Both Twitter and Facebook published details on Monday about a “significant state-backed information operation” on their platforms that targeted pro-democracy protesters in Hong Kong.
Nearly 1,000 accounts originating from China were deleted from Twitter after they were found to be deliberately attempting to sow political discord in Hong Kong and undermine the legitimacy of the protests.
“We want to protect healthy discourse and open conversation,” Twitter said in a post outlining the new policy.
“To that end, we believe that there is a difference between engaging in conversation with accounts you choose to follow and the content you see from advertisers in your Twitter experience which may be from accounts you’re not currently following.”
Any affected accounts will still be able to use Twitter to post any unpaid content and engage with followers.
Twitter shared examples of state-backed accounts that were being used to disrupt the protests, with each infringing a range of violations.
The company’s platform manipulation policies define these violations as spam, coordinated activity, fake accounts, attributed activity and ban evasion.
One post by China Daily claimed that protesters were being financed by western interests, and a separate post claimed protesters were “crazy or taking benefits from the bad guys” for the disruption they were causing.
“It’s a complete violent behaviour, we don’t want you radical people in Hong Kong,” the post continues. “Just get out of here!”
Twitter said its new policy would not stop deceptive strategies from bad actors and that it would need to continue to update and enforce its policies to prevent ongoing manipulation.

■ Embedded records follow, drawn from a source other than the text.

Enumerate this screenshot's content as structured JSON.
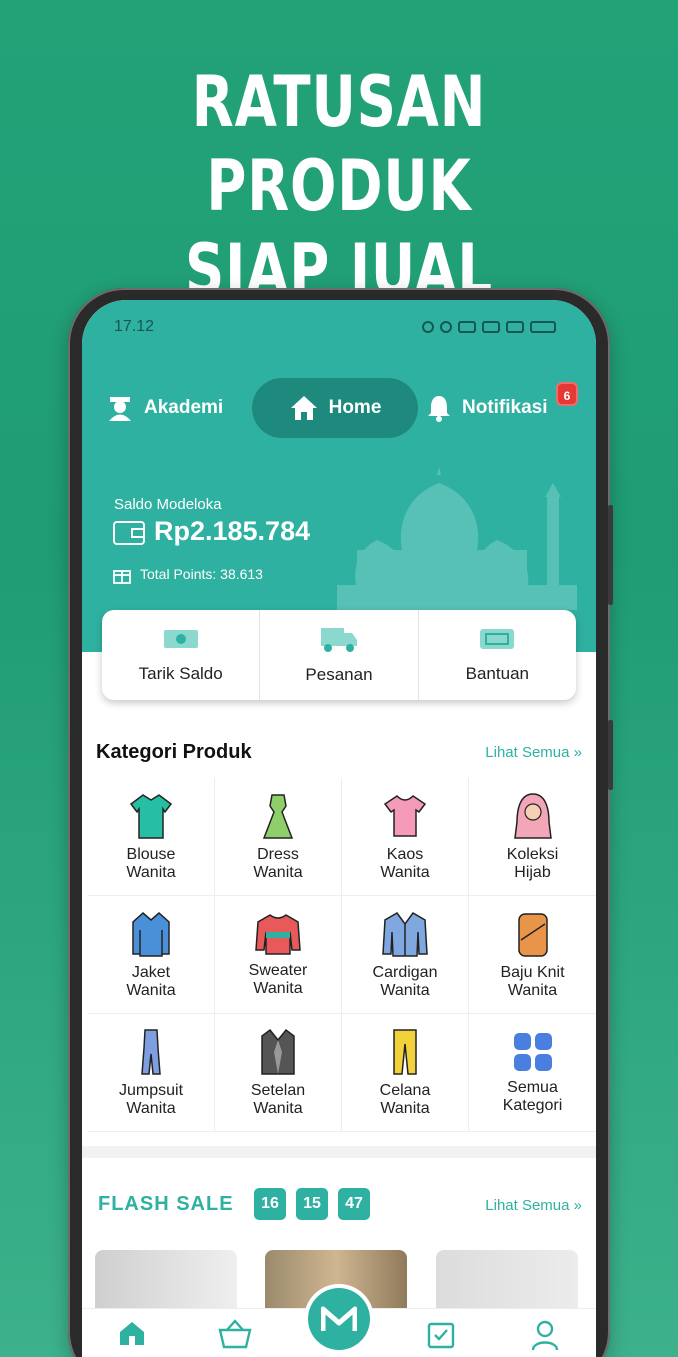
{
  "headline": {
    "line1": "RATUSAN PRODUK",
    "line2": "SIAP JUAL"
  },
  "status_bar": {
    "time": "17.12"
  },
  "nav": {
    "akademi": "Akademi",
    "home": "Home",
    "notifikasi": "Notifikasi",
    "notif_count": "6"
  },
  "wallet": {
    "label": "Saldo Modeloka",
    "amount": "Rp2.185.784",
    "points": "Total Points: 38.613"
  },
  "actions": [
    "Tarik Saldo",
    "Pesanan",
    "Bantuan"
  ],
  "categories_section": {
    "title": "Kategori Produk",
    "see_all": "Lihat Semua »",
    "items": [
      {
        "line1": "Blouse",
        "line2": "Wanita",
        "icon": "blouse-icon"
      },
      {
        "line1": "Dress",
        "line2": "Wanita",
        "icon": "dress-icon"
      },
      {
        "line1": "Kaos",
        "line2": "Wanita",
        "icon": "tshirt-icon"
      },
      {
        "line1": "Koleksi",
        "line2": "Hijab",
        "icon": "hijab-icon"
      },
      {
        "line1": "Jaket",
        "line2": "Wanita",
        "icon": "jacket-icon"
      },
      {
        "line1": "Sweater",
        "line2": "Wanita",
        "icon": "sweater-icon"
      },
      {
        "line1": "Cardigan",
        "line2": "Wanita",
        "icon": "cardigan-icon"
      },
      {
        "line1": "Baju Knit",
        "line2": "Wanita",
        "icon": "knit-icon"
      },
      {
        "line1": "Jumpsuit",
        "line2": "Wanita",
        "icon": "jumpsuit-icon"
      },
      {
        "line1": "Setelan",
        "line2": "Wanita",
        "icon": "suit-icon"
      },
      {
        "line1": "Celana",
        "line2": "Wanita",
        "icon": "pants-icon"
      },
      {
        "line1": "Semua",
        "line2": "Kategori",
        "icon": "grid-icon"
      }
    ]
  },
  "flash_sale": {
    "title": "FLASH SALE",
    "hours": "16",
    "minutes": "15",
    "seconds": "47",
    "see_all": "Lihat Semua »"
  },
  "colors": {
    "background": "#23a278",
    "accent": "#2fb1a1",
    "badge": "#e53935"
  }
}
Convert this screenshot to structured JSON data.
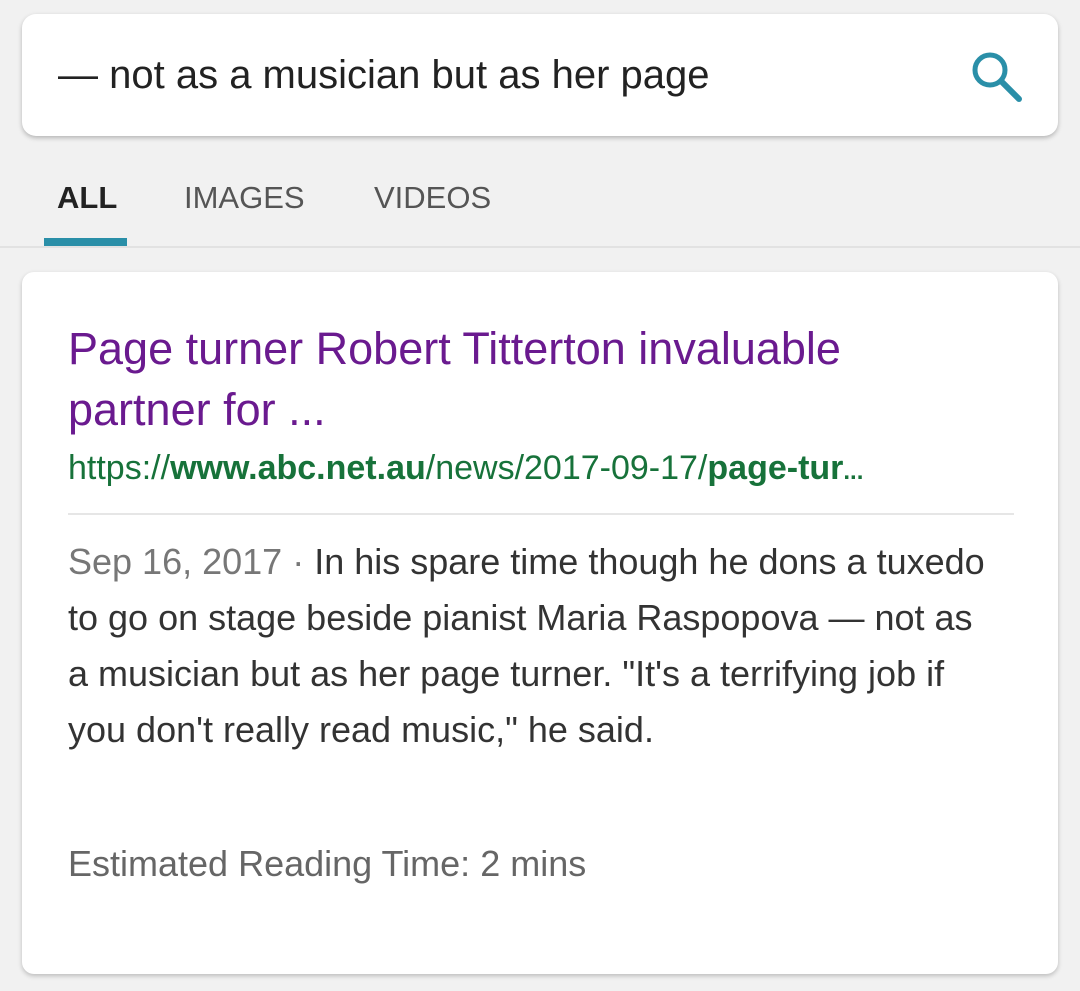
{
  "search": {
    "query": "— not as a musician but as her page",
    "icon": "search-icon",
    "icon_color": "#2a8fa8"
  },
  "tabs": [
    {
      "label": "ALL",
      "active": true
    },
    {
      "label": "IMAGES",
      "active": false
    },
    {
      "label": "VIDEOS",
      "active": false
    }
  ],
  "accent_color": "#2a8fa8",
  "result": {
    "title": "Page turner Robert Titterton invaluable partner for ...",
    "title_color": "#6a1a8f",
    "url": {
      "prefix": "https://",
      "domain": "www.abc.net.au",
      "path": "/news/2017-09-17/",
      "slug": "page-tur",
      "ellipsis": "..."
    },
    "url_color": "#17723a",
    "date": "Sep 16, 2017",
    "separator": " · ",
    "snippet": "In his spare time though he dons a tuxedo to go on stage beside pianist Maria Raspopova — not as a musician but as her page turner. \"It's a terrifying job if you don't really read music,\" he said.",
    "reading_time": "Estimated Reading Time: 2 mins"
  }
}
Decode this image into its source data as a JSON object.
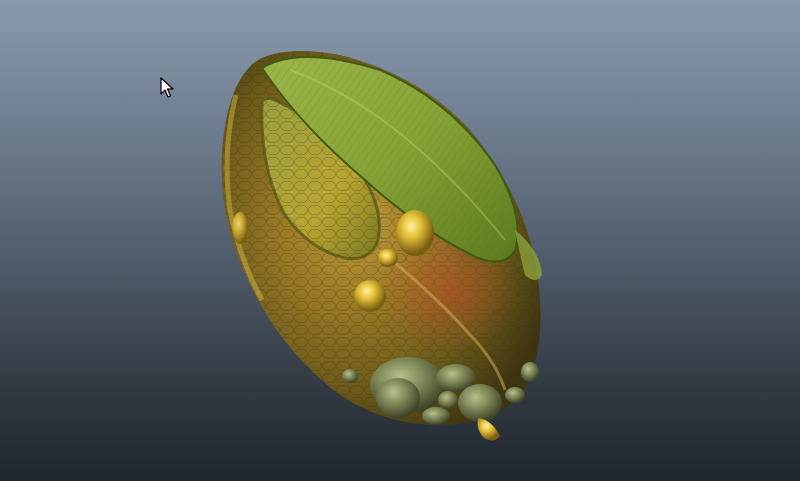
{
  "viewport": {
    "background_top": "#8a9aae",
    "background_bottom": "#20262d"
  },
  "object": {
    "icon": "organic-seed-pod-model",
    "colors": {
      "shell": "#8a7a28",
      "shell_dark": "#4a3d12",
      "leaf": "#8fae3a",
      "leaf_dark": "#4e6a1a",
      "nodules": "#6f7a52",
      "blisters": "#e2c23c"
    }
  },
  "cursor": {
    "icon": "arrow-cursor-icon"
  }
}
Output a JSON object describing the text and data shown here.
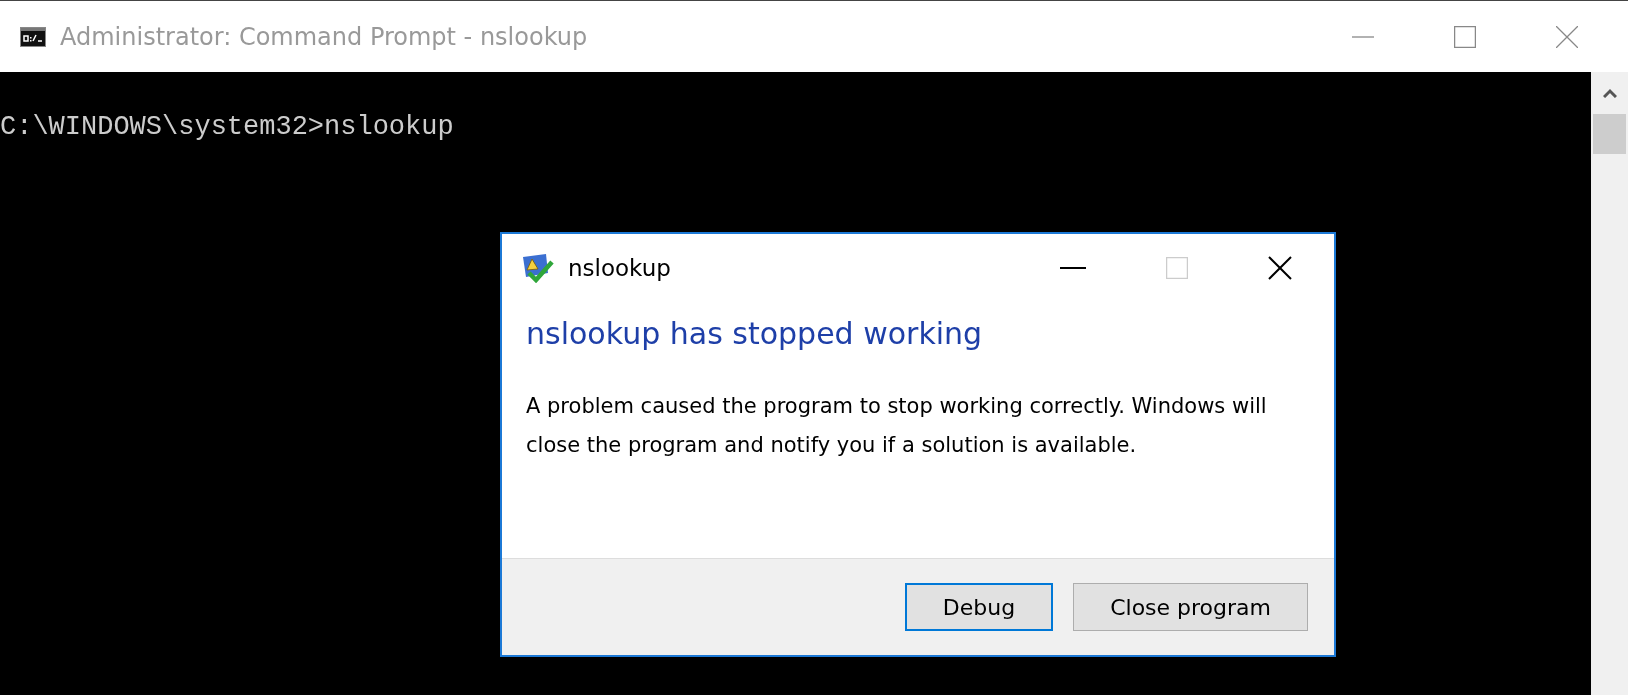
{
  "window": {
    "title": "Administrator: Command Prompt - nslookup",
    "active": false
  },
  "console": {
    "lines": [
      "C:\\WINDOWS\\system32>nslookup"
    ]
  },
  "dialog": {
    "title": "nslookup",
    "maximize_disabled": true,
    "heading": "nslookup has stopped working",
    "message": "A problem caused the program to stop working correctly. Windows will close the program and notify you if a solution is available.",
    "buttons": [
      {
        "label": "Debug",
        "default": true
      },
      {
        "label": "Close program",
        "default": false
      }
    ]
  }
}
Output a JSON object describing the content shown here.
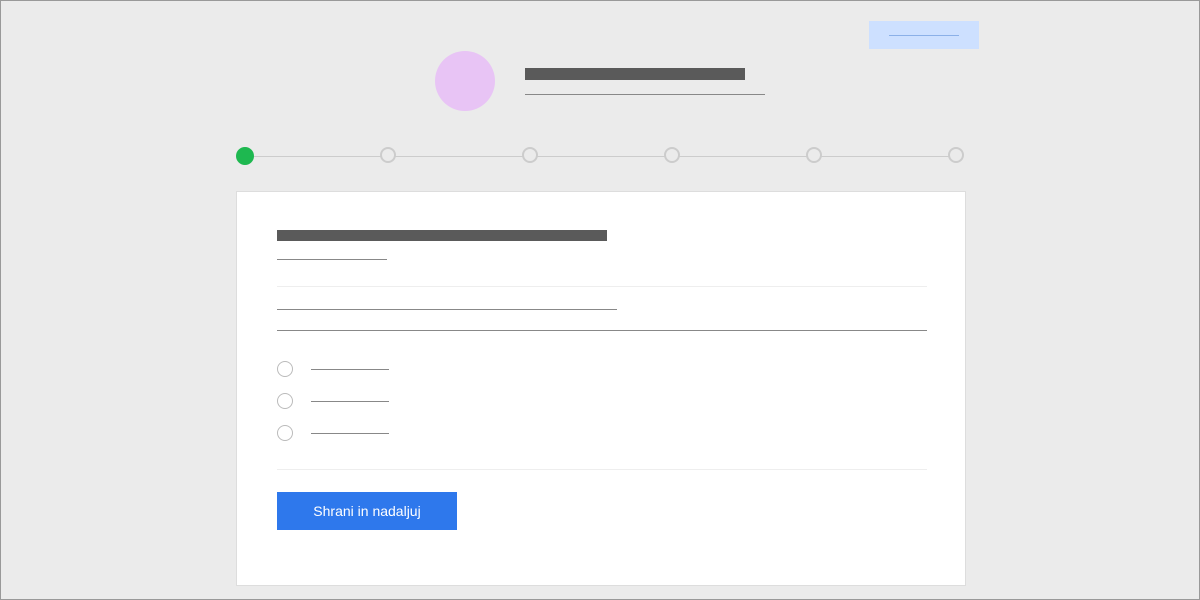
{
  "header": {
    "title_placeholder": "",
    "subtitle_placeholder": ""
  },
  "top_badge": "",
  "stepper": {
    "total_steps": 6,
    "current_step": 1
  },
  "form": {
    "heading_placeholder": "",
    "subheading_placeholder": "",
    "input1_placeholder": "",
    "input2_placeholder": "",
    "radios": [
      {
        "label": ""
      },
      {
        "label": ""
      },
      {
        "label": ""
      }
    ],
    "submit_label": "Shrani in nadaljuj"
  },
  "colors": {
    "accent_green": "#1eb850",
    "accent_blue": "#2e78ec",
    "avatar_bg": "#e8c4f5",
    "badge_bg": "#cde0ff"
  }
}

Facebook and Twitter are banned in mainland China but are not blocked in Hong Kong.